So here, given that background, and despite the fact that the fastest way to demonstrate your foolishness is to make these sorts of predictions about the stock market, are what I see for 2016. Think of most of them as landmines: dangers to plan for and steer around as you protect your hard-earned money.
Prediction 1: The Fed will continue tightening monetary policy (I believe this is not a one-and-done rate hike) until our fragile economy rolls over even more. The current Fed-controlled economy is now approximately 78 months old, making it one of the longest controlled economies in U.S. history. There have been six recessions since the rise of modern fiat currency in 1971, and those recessions have on average brought the S&P 500 down 36.5%. Given the fact of the Fed-controlled economy and the fact that the stock market continues to float at near all-time highs, when the reality of the recession sets in, the next crash could well be close to what we had in 2001 and 2008, when all major indices were almost cut in half.
Prediction 2: The junk bond asset class is going to continue to liquidate. This started in August and September of this year, but really became apparent in the last several weeks. The media hasn't given it much focus, but they should, since every major crash traditionally starts with a single asset class the first domino to fall.
Prediction 3: Corporate profits and revenues will continue to be weak, along with manufacturing and exports in general, pointing to the fact that we are already in a recession.
Prediction 4: The Fed's rate hike will prove to be very painful. It will continue to soak up liquidity for 2016, which could be as much as $800 billion in excess liquidity taken out of an already fragile and illiquid system.
Prediction 5: Worldwide, the Greek tragedy was not averted, just delayed. Greece's problems will become exponentially worse, and Europe's along with them.
Prediction 6: Gold and silver have a strong potential to rise 25 to 50%. We're in a unique economy at the moment, so even history doesn't provide certainty, but across the board, I believe more and more people will continue jumping on the precious metal train in 2016.

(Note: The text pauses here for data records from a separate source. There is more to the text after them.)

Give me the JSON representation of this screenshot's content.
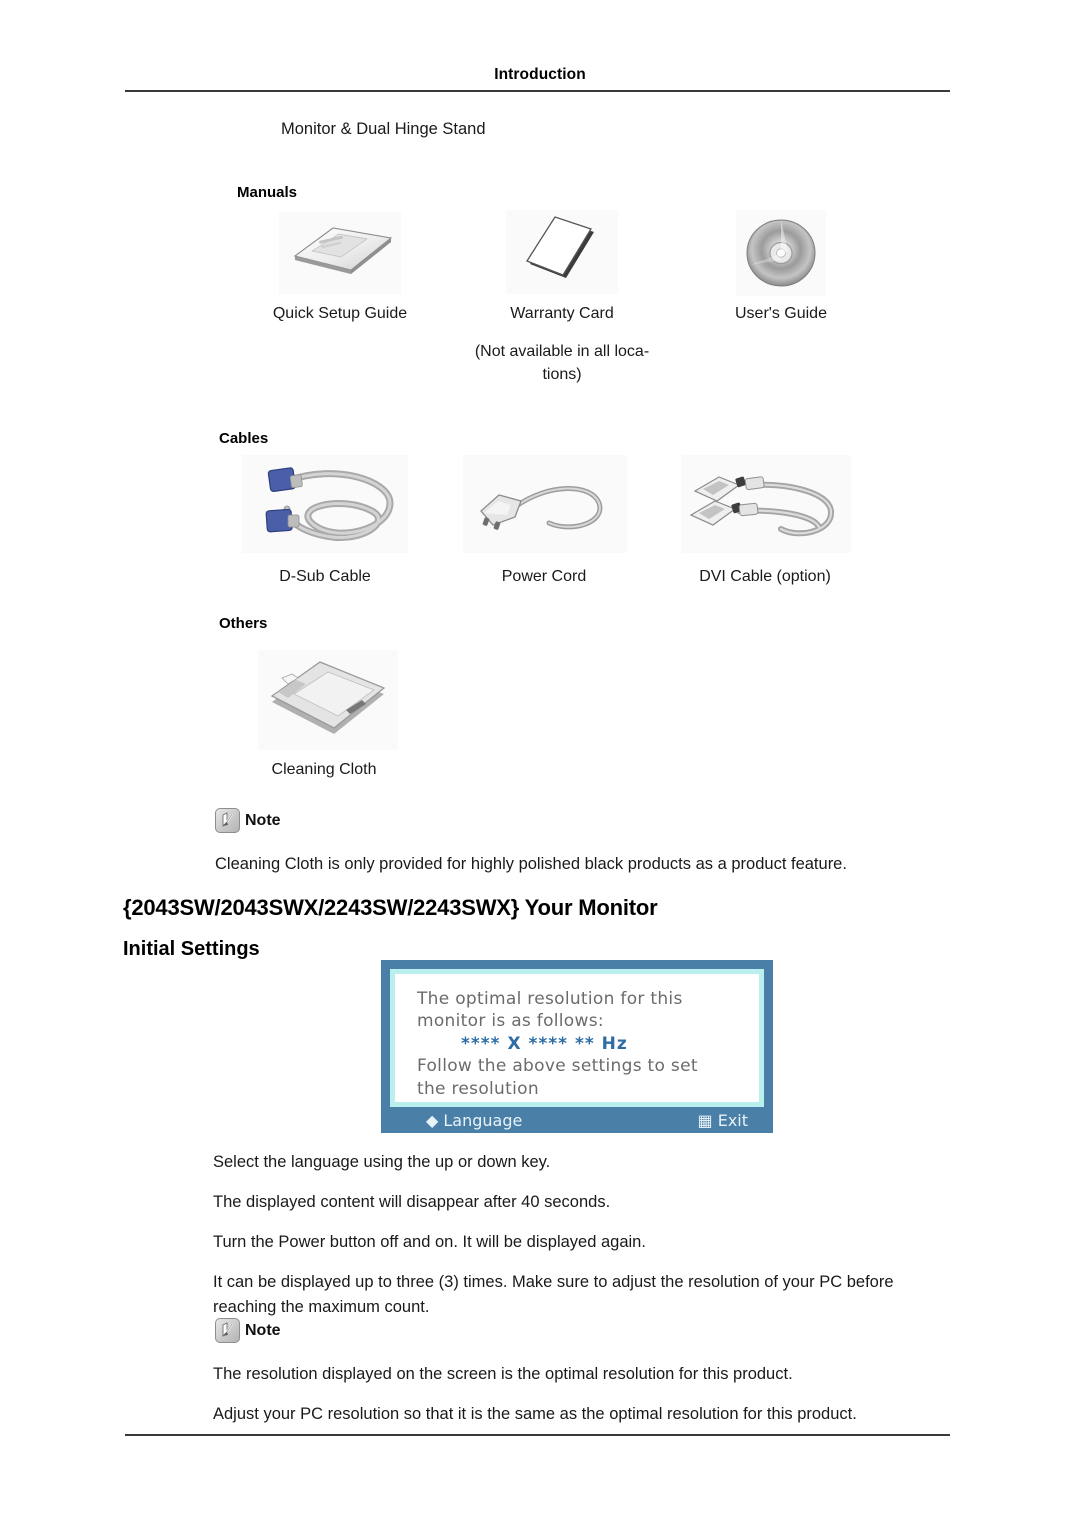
{
  "header": {
    "title": "Introduction"
  },
  "intro": {
    "subtitle": "Monitor & Dual Hinge Stand"
  },
  "sections": {
    "manuals": {
      "heading": "Manuals",
      "items": [
        {
          "icon": "booklet-icon",
          "caption": "Quick Setup Guide",
          "note": ""
        },
        {
          "icon": "card-icon",
          "caption": "Warranty Card",
          "note": "(Not available in all loca-\ntions)"
        },
        {
          "icon": "cd-disc-icon",
          "caption": "User's Guide",
          "note": ""
        }
      ]
    },
    "cables": {
      "heading": "Cables",
      "items": [
        {
          "icon": "dsub-cable-icon",
          "caption": "D-Sub Cable"
        },
        {
          "icon": "power-cord-icon",
          "caption": "Power Cord"
        },
        {
          "icon": "dvi-cable-icon",
          "caption": "DVI Cable (option)"
        }
      ]
    },
    "others": {
      "heading": "Others",
      "items": [
        {
          "icon": "cleaning-cloth-icon",
          "caption": "Cleaning Cloth"
        }
      ]
    }
  },
  "note_one": {
    "label": "Note",
    "text": "Cleaning Cloth is only provided for highly polished black products as a product feature."
  },
  "monitor_section": {
    "title": "{2043SW/2043SWX/2243SW/2243SWX} Your Monitor",
    "subtitle": "Initial Settings"
  },
  "osd": {
    "line1": "The optimal resolution for this",
    "line2": "monitor is as follows:",
    "resolution": "**** X **** ** Hz",
    "line3": "Follow the above settings to set",
    "line4": "the resolution",
    "left_key": "Language",
    "left_key_icon": "diamond-updown-icon",
    "right_key": "Exit",
    "right_key_icon": "menu-bars-icon",
    "frame_color": "#4a7fa8",
    "inner_border_color": "#b9f0ee",
    "resolution_color": "#2e6da4"
  },
  "instructions": [
    "Select the language using the up or down key.",
    "The displayed content will disappear after 40 seconds.",
    "Turn the Power button off and on. It will be displayed again.",
    "It can be displayed up to three (3) times. Make sure to adjust the resolution of your PC before reaching the maximum count."
  ],
  "note_two": {
    "label": "Note",
    "text_one": "The resolution displayed on the screen is the optimal resolution for this product.",
    "text_two": "Adjust your PC resolution so that it is the same as the optimal resolution for this product."
  }
}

For over a quarter century, the experienced advisors of Bennett Group Financial Services, LLC have been successfully guiding clients through the complexities of wealth management. Bennett Group Financial Services provides individual investors, corporations and foundations with holistic investment strategies using unique portfolio solutions across a breadth of asset classes. Our unique vision and insight into market trends makes Bennett Group Financial Services a much sought after expert resource with regular appearances on Fox News Channel, CNBC, Bloomberg TV, and MSNBC as well as being featured in Business Week, Fortune, The NY Times, The NY Sun, Washington Business Journal in addition to our highly regarded weekly talk radio program - Financial Mythbusting. Through attentive service and prudent, thoughtful advice, Bennett Group Financial Services, LLC strives to consistently provide its clients with the highest quality of guidance and personalized service available.
About Dawn Bennett
Dawn Bennett is CEO and Founder of Bennett Group Financial Services. She hosts a national radio program called Financial Myth Busting http://www.financialmythbusting.com.
She discusses educational topics and events in the financial news, along with her thoughts on the economy, financial markets, investments, and more with her live guests, who have included rock legend Ted Nugent, as well as Steve Forbes and Grover Norquist. Listeners can call 855-884-DAWN a as well as take podcasts on the road and forums for interaction.
She can be reached on Twitter @DawnBennettFMB or on Facebook Financial Myth Busting with Dawn Bennett.